• _Provided data_

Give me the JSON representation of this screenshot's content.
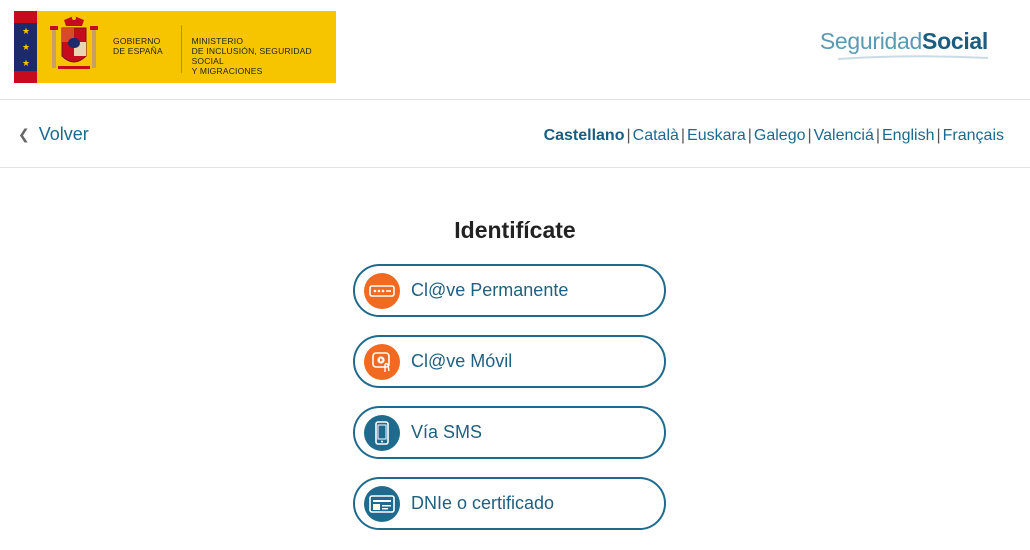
{
  "header": {
    "gov_line1": "GOBIERNO",
    "gov_line2": "DE ESPAÑA",
    "ministry_line1": "MINISTERIO",
    "ministry_line2": "DE INCLUSIÓN, SEGURIDAD SOCIAL",
    "ministry_line3": "Y MIGRACIONES",
    "brand_light": "Seguridad",
    "brand_bold": "Social"
  },
  "nav": {
    "back_label": "Volver",
    "languages": [
      {
        "label": "Castellano",
        "active": true
      },
      {
        "label": "Català"
      },
      {
        "label": "Euskara"
      },
      {
        "label": "Galego"
      },
      {
        "label": "Valenciá"
      },
      {
        "label": "English"
      },
      {
        "label": "Français"
      }
    ]
  },
  "main": {
    "title": "Identifícate",
    "options": [
      {
        "label": "Cl@ve Permanente",
        "icon": "password-field-icon",
        "color": "#f26a21"
      },
      {
        "label": "Cl@ve Móvil",
        "icon": "mobile-tap-icon",
        "color": "#f26a21"
      },
      {
        "label": "Vía SMS",
        "icon": "smartphone-icon",
        "color": "#1f6b8e"
      },
      {
        "label": "DNIe o certificado",
        "icon": "id-card-icon",
        "color": "#1f6b8e"
      }
    ]
  },
  "colors": {
    "accent": "#1f6b8e",
    "orange": "#f26a21",
    "gov_yellow": "#f7c500"
  }
}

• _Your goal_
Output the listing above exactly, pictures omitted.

• _Response to this task_
Give me the JSON representation of this screenshot's content.
{
  "header": {
    "gov_line1": "GOBIERNO",
    "gov_line2": "DE ESPAÑA",
    "ministry_line1": "MINISTERIO",
    "ministry_line2": "DE INCLUSIÓN, SEGURIDAD SOCIAL",
    "ministry_line3": "Y MIGRACIONES",
    "brand_light": "Seguridad",
    "brand_bold": "Social"
  },
  "nav": {
    "back_label": "Volver",
    "languages": [
      {
        "label": "Castellano",
        "active": true
      },
      {
        "label": "Català"
      },
      {
        "label": "Euskara"
      },
      {
        "label": "Galego"
      },
      {
        "label": "Valenciá"
      },
      {
        "label": "English"
      },
      {
        "label": "Français"
      }
    ]
  },
  "main": {
    "title": "Identifícate",
    "options": [
      {
        "label": "Cl@ve Permanente",
        "icon": "password-field-icon",
        "color": "#f26a21"
      },
      {
        "label": "Cl@ve Móvil",
        "icon": "mobile-tap-icon",
        "color": "#f26a21"
      },
      {
        "label": "Vía SMS",
        "icon": "smartphone-icon",
        "color": "#1f6b8e"
      },
      {
        "label": "DNIe o certificado",
        "icon": "id-card-icon",
        "color": "#1f6b8e"
      }
    ]
  },
  "colors": {
    "accent": "#1f6b8e",
    "orange": "#f26a21",
    "gov_yellow": "#f7c500"
  }
}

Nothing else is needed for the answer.